CAMBRIDGE, Mass. – The stage is set. Saturday night at Lavietes Pavilion will be a potentially epic battle with first place on the line after Friday night’s results. Harvard blew out Brown 69-42 at home, while Yale held off Dartmouth 70-61 in Hanover to take care of their end. Harvard will come in with an 8-1 Ivy League record, while Yale is on its heels at 7-2.
In theory, there should not have been much doubt about the games on Friday night. Brown was already under-manned, especially up front, and then had to go without Andrew McCarthy due to a back injury, thinning the frontcourt further against a Harvard team that can punish opponents inside. Dartmouth came in as the league’s only winless team, although they were at home. But there’s a reason why we play the games, and it isn’t because Brown had big halftime leads over Harvard in both meetings last season or Dartmouth’s reputation for playing teams tough in Hanover.
Saturday night’s game is also noteworthy in that this is a major rivalry, although one known more in football with “The Game”. Last year, Yale dealt a big blow to Harvard, knocking them off in New Haven, a loss that set the stage for the tie atop the league that led to the one-game playoff with Princeton. The Crimson haven’t forgotten that, and it’s one reason they understand that they have to play their best every game.
“We’re just looking at this as we’re pitching it up for 40 minutes and we have to come out of here with a win,” said junior forward Kyle Casey.
When the two teams met over three weeks ago, it was all Harvard as the Crimson drubbed the Bulldogs 65-35. They forced 22 turnovers, something that has plagued Yale teams over the years, and dominated for much of the game. The Bulldogs appear to have gotten over that loss, having won every game since then. And in keeping with lessons learned, Harvard won’t be approaching Saturday night’s game as if the earlier result gives them a leg up.
“We know we’re going to face a hungry team, and a team that’s fighting for our league just as we are,” said head coach Tommy Amaker. “We anticipate this is going to be what people thought going into that last game.”
Yale isn’t as deep as Harvard, and the Crimson got a chance to rest their starters somewhat with a big lead in the second half. The biggest factor in this game will likely be the turnover battle; if Yale can win out there, they should have a chance.

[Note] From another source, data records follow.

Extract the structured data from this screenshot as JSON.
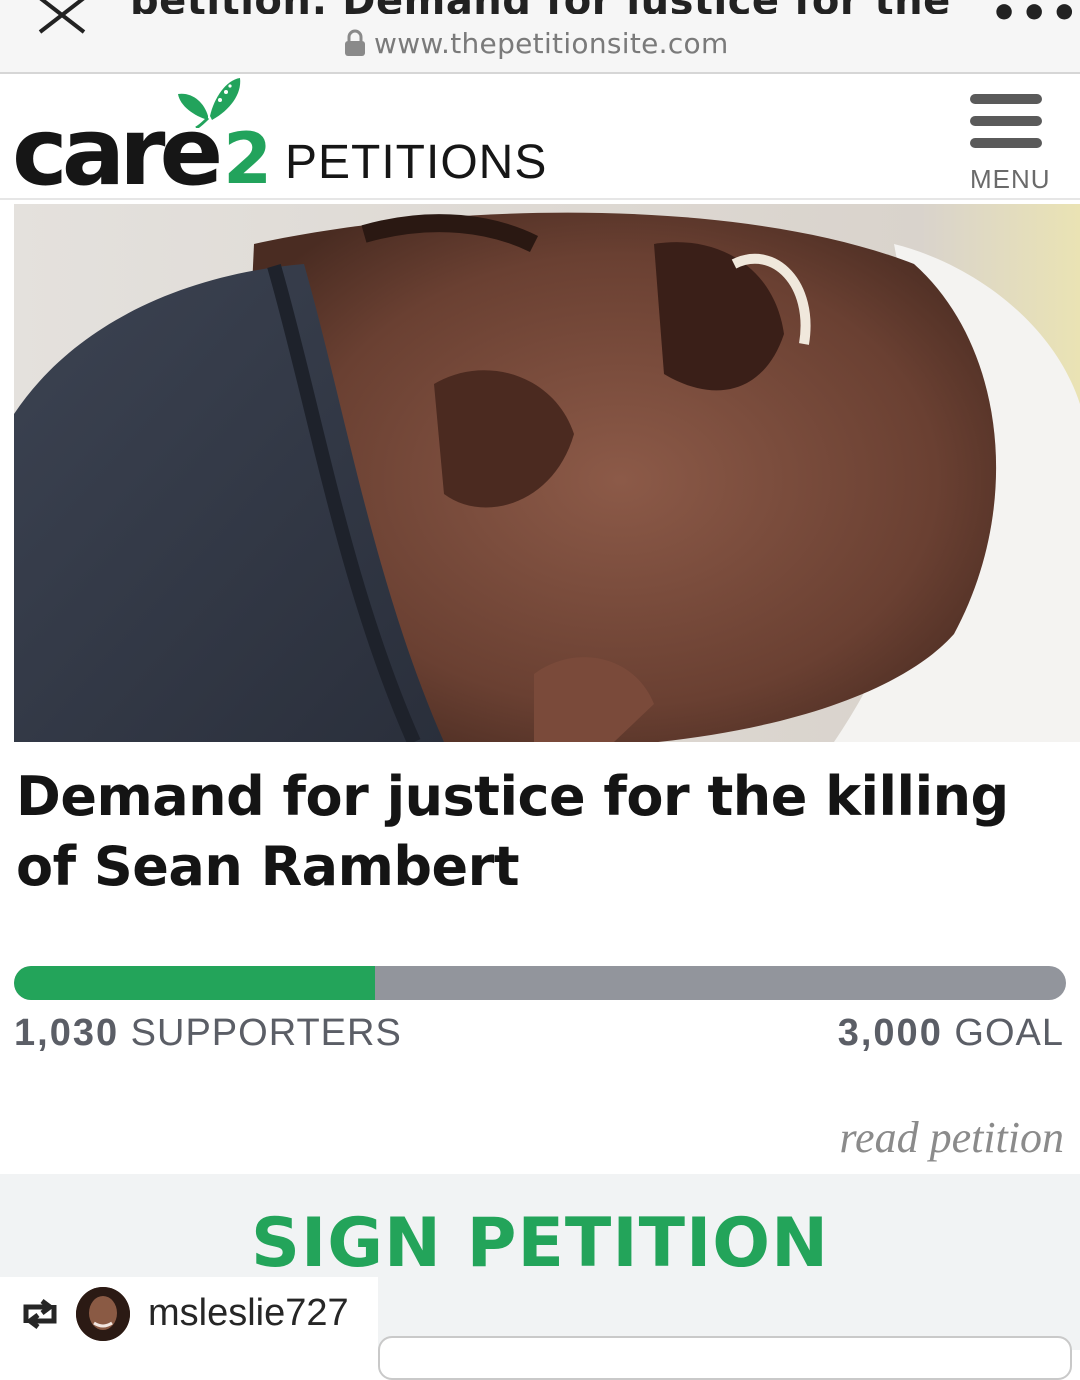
{
  "browser": {
    "tab_title": "petition: Demand for justice for the killin...",
    "url": "www.thepetitionsite.com",
    "more_label": "•••"
  },
  "header": {
    "logo_care": "care",
    "logo_two": "2",
    "logo_petitions": "PETITIONS",
    "menu_label": "MENU"
  },
  "petition": {
    "title": "Demand for justice for the killing of Sean Rambert",
    "supporters_count": "1,030",
    "supporters_label": "SUPPORTERS",
    "goal_count": "3,000",
    "goal_label": "GOAL",
    "progress_fraction": 0.343,
    "read_link": "read petition",
    "sign_label": "SIGN PETITION"
  },
  "repost": {
    "username": "msleslie727"
  },
  "colors": {
    "brand_green": "#23a45a",
    "progress_track": "#92959c"
  },
  "icons": [
    "close-icon",
    "lock-icon",
    "more-icon",
    "butterfly-icon",
    "menu-icon",
    "repost-icon"
  ]
}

The Bulldogs turn the ball over more than any other Ivy League team, and while Harvard turns it over the least in the league, they have been prone to stretches of turnovers in addition to stretches where they simply don’t give the ball away.

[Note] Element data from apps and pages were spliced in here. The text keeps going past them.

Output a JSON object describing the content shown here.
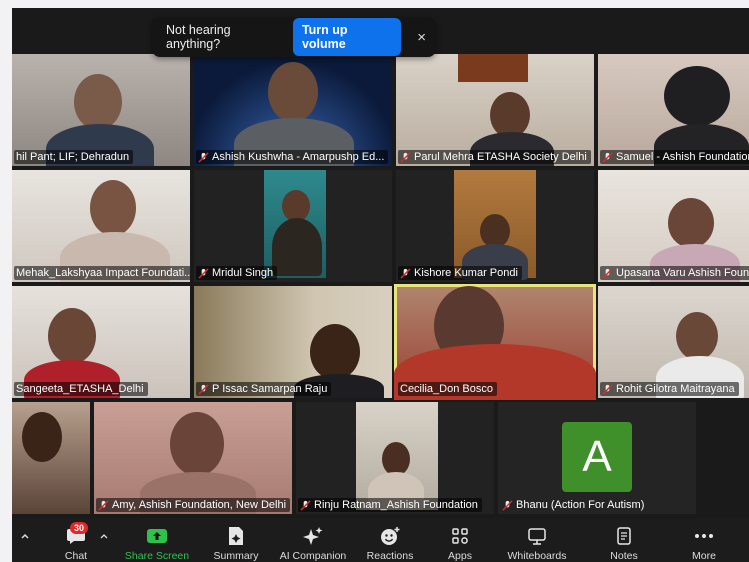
{
  "banner": {
    "message": "Not hearing anything?",
    "button": "Turn up volume",
    "close": "×"
  },
  "participants": [
    {
      "name": "hil  Pant; LIF; Dehradun",
      "muted": false
    },
    {
      "name": "Ashish Kushwha - Amarpushp Ed...",
      "muted": true
    },
    {
      "name": "Parul Mehra ETASHA Society Delhi",
      "muted": true
    },
    {
      "name": "Samuel - Ashish Foundation",
      "muted": true
    },
    {
      "name": "Mehak_Lakshyaa Impact Foundati...",
      "muted": false
    },
    {
      "name": "Mridul Singh",
      "muted": true
    },
    {
      "name": "Kishore Kumar Pondi",
      "muted": true
    },
    {
      "name": "Upasana Varu Ashish Foun",
      "muted": true
    },
    {
      "name": "Sangeeta_ETASHA_Delhi",
      "muted": false
    },
    {
      "name": "P Issac Samarpan Raju",
      "muted": true
    },
    {
      "name": "Cecilia_Don Bosco",
      "muted": false,
      "active": true
    },
    {
      "name": "Rohit Gilotra Maitrayana",
      "muted": true
    },
    {
      "name": "Amy, Ashish Foundation, New Delhi",
      "muted": true
    },
    {
      "name": "Rinju Ratnam_Ashish Foundation",
      "muted": true
    },
    {
      "name": "Bhanu (Action For Autism)",
      "muted": true,
      "avatar_letter": "A"
    }
  ],
  "toolbar": {
    "chat": "Chat",
    "chat_badge": "30",
    "share": "Share Screen",
    "summary": "Summary",
    "ai": "AI Companion",
    "reactions": "Reactions",
    "apps": "Apps",
    "whiteboards": "Whiteboards",
    "notes": "Notes",
    "more": "More"
  },
  "colors": {
    "accent": "#0e72ed",
    "share_green": "#2fc24a",
    "active_border": "#e8e57a",
    "avatar_bg": "#3f8f2a",
    "badge_red": "#e02828"
  }
}
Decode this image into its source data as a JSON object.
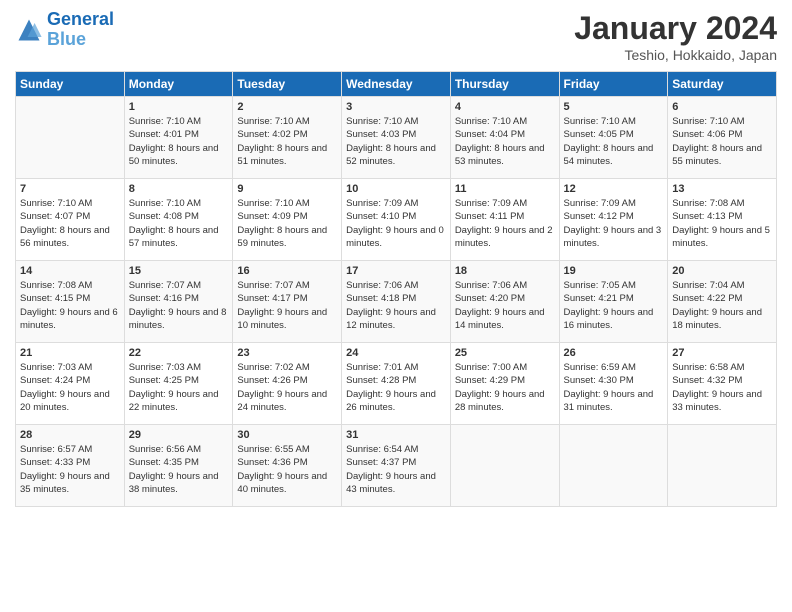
{
  "header": {
    "logo_line1": "General",
    "logo_line2": "Blue",
    "month": "January 2024",
    "location": "Teshio, Hokkaido, Japan"
  },
  "days_of_week": [
    "Sunday",
    "Monday",
    "Tuesday",
    "Wednesday",
    "Thursday",
    "Friday",
    "Saturday"
  ],
  "weeks": [
    [
      {
        "day": "",
        "sunrise": "",
        "sunset": "",
        "daylight": ""
      },
      {
        "day": "1",
        "sunrise": "Sunrise: 7:10 AM",
        "sunset": "Sunset: 4:01 PM",
        "daylight": "Daylight: 8 hours and 50 minutes."
      },
      {
        "day": "2",
        "sunrise": "Sunrise: 7:10 AM",
        "sunset": "Sunset: 4:02 PM",
        "daylight": "Daylight: 8 hours and 51 minutes."
      },
      {
        "day": "3",
        "sunrise": "Sunrise: 7:10 AM",
        "sunset": "Sunset: 4:03 PM",
        "daylight": "Daylight: 8 hours and 52 minutes."
      },
      {
        "day": "4",
        "sunrise": "Sunrise: 7:10 AM",
        "sunset": "Sunset: 4:04 PM",
        "daylight": "Daylight: 8 hours and 53 minutes."
      },
      {
        "day": "5",
        "sunrise": "Sunrise: 7:10 AM",
        "sunset": "Sunset: 4:05 PM",
        "daylight": "Daylight: 8 hours and 54 minutes."
      },
      {
        "day": "6",
        "sunrise": "Sunrise: 7:10 AM",
        "sunset": "Sunset: 4:06 PM",
        "daylight": "Daylight: 8 hours and 55 minutes."
      }
    ],
    [
      {
        "day": "7",
        "sunrise": "Sunrise: 7:10 AM",
        "sunset": "Sunset: 4:07 PM",
        "daylight": "Daylight: 8 hours and 56 minutes."
      },
      {
        "day": "8",
        "sunrise": "Sunrise: 7:10 AM",
        "sunset": "Sunset: 4:08 PM",
        "daylight": "Daylight: 8 hours and 57 minutes."
      },
      {
        "day": "9",
        "sunrise": "Sunrise: 7:10 AM",
        "sunset": "Sunset: 4:09 PM",
        "daylight": "Daylight: 8 hours and 59 minutes."
      },
      {
        "day": "10",
        "sunrise": "Sunrise: 7:09 AM",
        "sunset": "Sunset: 4:10 PM",
        "daylight": "Daylight: 9 hours and 0 minutes."
      },
      {
        "day": "11",
        "sunrise": "Sunrise: 7:09 AM",
        "sunset": "Sunset: 4:11 PM",
        "daylight": "Daylight: 9 hours and 2 minutes."
      },
      {
        "day": "12",
        "sunrise": "Sunrise: 7:09 AM",
        "sunset": "Sunset: 4:12 PM",
        "daylight": "Daylight: 9 hours and 3 minutes."
      },
      {
        "day": "13",
        "sunrise": "Sunrise: 7:08 AM",
        "sunset": "Sunset: 4:13 PM",
        "daylight": "Daylight: 9 hours and 5 minutes."
      }
    ],
    [
      {
        "day": "14",
        "sunrise": "Sunrise: 7:08 AM",
        "sunset": "Sunset: 4:15 PM",
        "daylight": "Daylight: 9 hours and 6 minutes."
      },
      {
        "day": "15",
        "sunrise": "Sunrise: 7:07 AM",
        "sunset": "Sunset: 4:16 PM",
        "daylight": "Daylight: 9 hours and 8 minutes."
      },
      {
        "day": "16",
        "sunrise": "Sunrise: 7:07 AM",
        "sunset": "Sunset: 4:17 PM",
        "daylight": "Daylight: 9 hours and 10 minutes."
      },
      {
        "day": "17",
        "sunrise": "Sunrise: 7:06 AM",
        "sunset": "Sunset: 4:18 PM",
        "daylight": "Daylight: 9 hours and 12 minutes."
      },
      {
        "day": "18",
        "sunrise": "Sunrise: 7:06 AM",
        "sunset": "Sunset: 4:20 PM",
        "daylight": "Daylight: 9 hours and 14 minutes."
      },
      {
        "day": "19",
        "sunrise": "Sunrise: 7:05 AM",
        "sunset": "Sunset: 4:21 PM",
        "daylight": "Daylight: 9 hours and 16 minutes."
      },
      {
        "day": "20",
        "sunrise": "Sunrise: 7:04 AM",
        "sunset": "Sunset: 4:22 PM",
        "daylight": "Daylight: 9 hours and 18 minutes."
      }
    ],
    [
      {
        "day": "21",
        "sunrise": "Sunrise: 7:03 AM",
        "sunset": "Sunset: 4:24 PM",
        "daylight": "Daylight: 9 hours and 20 minutes."
      },
      {
        "day": "22",
        "sunrise": "Sunrise: 7:03 AM",
        "sunset": "Sunset: 4:25 PM",
        "daylight": "Daylight: 9 hours and 22 minutes."
      },
      {
        "day": "23",
        "sunrise": "Sunrise: 7:02 AM",
        "sunset": "Sunset: 4:26 PM",
        "daylight": "Daylight: 9 hours and 24 minutes."
      },
      {
        "day": "24",
        "sunrise": "Sunrise: 7:01 AM",
        "sunset": "Sunset: 4:28 PM",
        "daylight": "Daylight: 9 hours and 26 minutes."
      },
      {
        "day": "25",
        "sunrise": "Sunrise: 7:00 AM",
        "sunset": "Sunset: 4:29 PM",
        "daylight": "Daylight: 9 hours and 28 minutes."
      },
      {
        "day": "26",
        "sunrise": "Sunrise: 6:59 AM",
        "sunset": "Sunset: 4:30 PM",
        "daylight": "Daylight: 9 hours and 31 minutes."
      },
      {
        "day": "27",
        "sunrise": "Sunrise: 6:58 AM",
        "sunset": "Sunset: 4:32 PM",
        "daylight": "Daylight: 9 hours and 33 minutes."
      }
    ],
    [
      {
        "day": "28",
        "sunrise": "Sunrise: 6:57 AM",
        "sunset": "Sunset: 4:33 PM",
        "daylight": "Daylight: 9 hours and 35 minutes."
      },
      {
        "day": "29",
        "sunrise": "Sunrise: 6:56 AM",
        "sunset": "Sunset: 4:35 PM",
        "daylight": "Daylight: 9 hours and 38 minutes."
      },
      {
        "day": "30",
        "sunrise": "Sunrise: 6:55 AM",
        "sunset": "Sunset: 4:36 PM",
        "daylight": "Daylight: 9 hours and 40 minutes."
      },
      {
        "day": "31",
        "sunrise": "Sunrise: 6:54 AM",
        "sunset": "Sunset: 4:37 PM",
        "daylight": "Daylight: 9 hours and 43 minutes."
      },
      {
        "day": "",
        "sunrise": "",
        "sunset": "",
        "daylight": ""
      },
      {
        "day": "",
        "sunrise": "",
        "sunset": "",
        "daylight": ""
      },
      {
        "day": "",
        "sunrise": "",
        "sunset": "",
        "daylight": ""
      }
    ]
  ]
}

The Bulldogs match up well with Harvard save for not being as deep, so it will come down to who plays the better game. One Harvard player is confident in how his team will come to play.

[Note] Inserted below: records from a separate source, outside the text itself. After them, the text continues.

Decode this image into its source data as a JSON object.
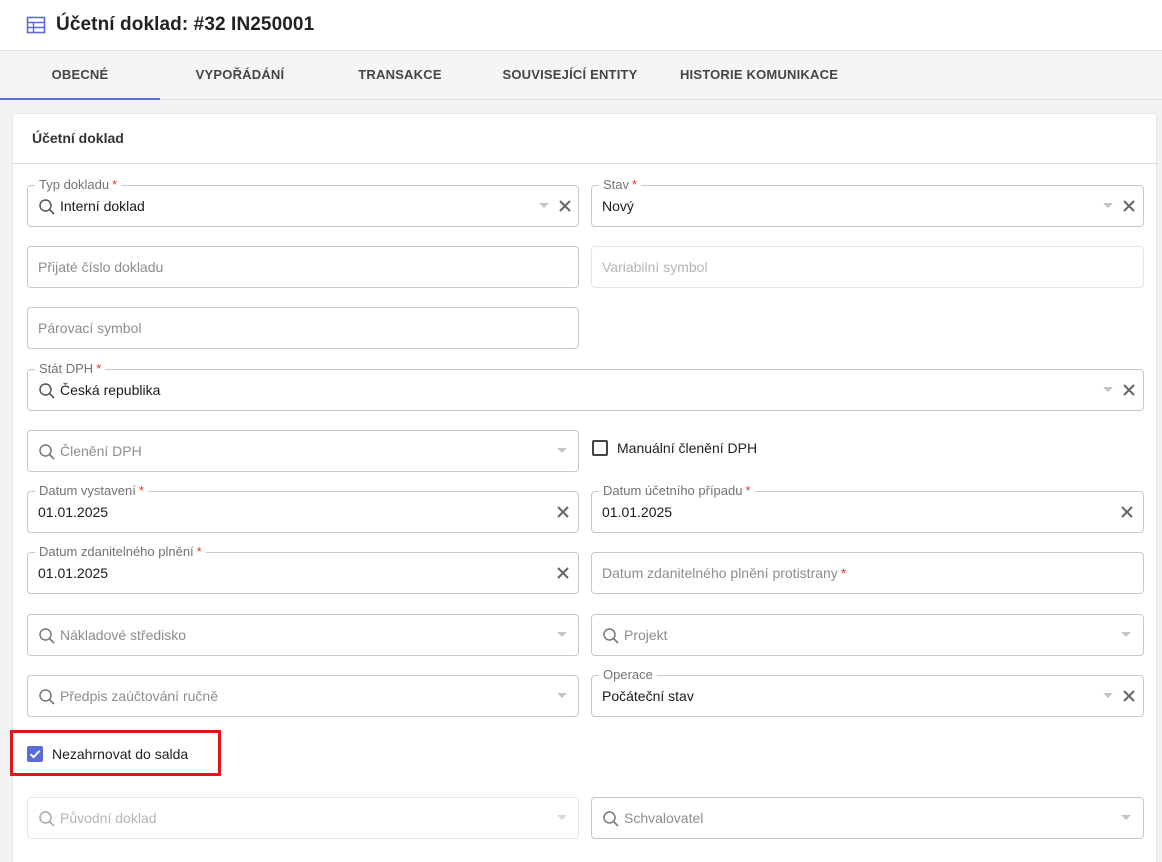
{
  "page": {
    "title": "Účetní doklad: #32 IN250001"
  },
  "tabs": [
    {
      "label": "Obecné"
    },
    {
      "label": "Vypořádání"
    },
    {
      "label": "Transakce"
    },
    {
      "label": "Související entity"
    },
    {
      "label": "Historie komunikace"
    }
  ],
  "card": {
    "title": "Účetní doklad"
  },
  "fields": {
    "typ_dokladu": {
      "label": "Typ dokladu",
      "value": "Interní doklad",
      "required": "*"
    },
    "stav": {
      "label": "Stav",
      "value": "Nový",
      "required": "*"
    },
    "prijate_cislo": {
      "placeholder": "Přijaté číslo dokladu"
    },
    "variabilni_symbol": {
      "placeholder": "Variabilní symbol"
    },
    "parovaci_symbol": {
      "placeholder": "Párovací symbol"
    },
    "stat_dph": {
      "label": "Stát DPH",
      "value": "Česká republika",
      "required": "*"
    },
    "cleneni_dph": {
      "placeholder": "Členění DPH"
    },
    "manualni_cleneni": {
      "label": "Manuální členění DPH",
      "checked": false
    },
    "datum_vystaveni": {
      "label": "Datum vystavení",
      "value": "01.01.2025",
      "required": "*"
    },
    "datum_ucetniho_pripadu": {
      "label": "Datum účetního případu",
      "value": "01.01.2025",
      "required": "*"
    },
    "datum_zdanitelneho_plneni": {
      "label": "Datum zdanitelného plnění",
      "value": "01.01.2025",
      "required": "*"
    },
    "datum_zdanitelneho_plneni_protistrany": {
      "placeholder": "Datum zdanitelného plnění protistrany",
      "required": "*"
    },
    "nakladove_stredisko": {
      "placeholder": "Nákladové středisko"
    },
    "projekt": {
      "placeholder": "Projekt"
    },
    "predpis_zauctovani": {
      "placeholder": "Předpis zaúčtování ručně"
    },
    "operace": {
      "label": "Operace",
      "value": "Počáteční stav"
    },
    "nezahrnovat_do_salda": {
      "label": "Nezahrnovat do salda",
      "checked": true
    },
    "puvodni_doklad": {
      "placeholder": "Původní doklad"
    },
    "schvalovatel": {
      "placeholder": "Schvalovatel"
    }
  },
  "colors": {
    "accent": "#5b6cd8",
    "required": "#e53935",
    "highlight": "#e0161b"
  }
}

“I think we’re going to play very well tomorrow,” said senior forward Keith Wright. “I’m excited.”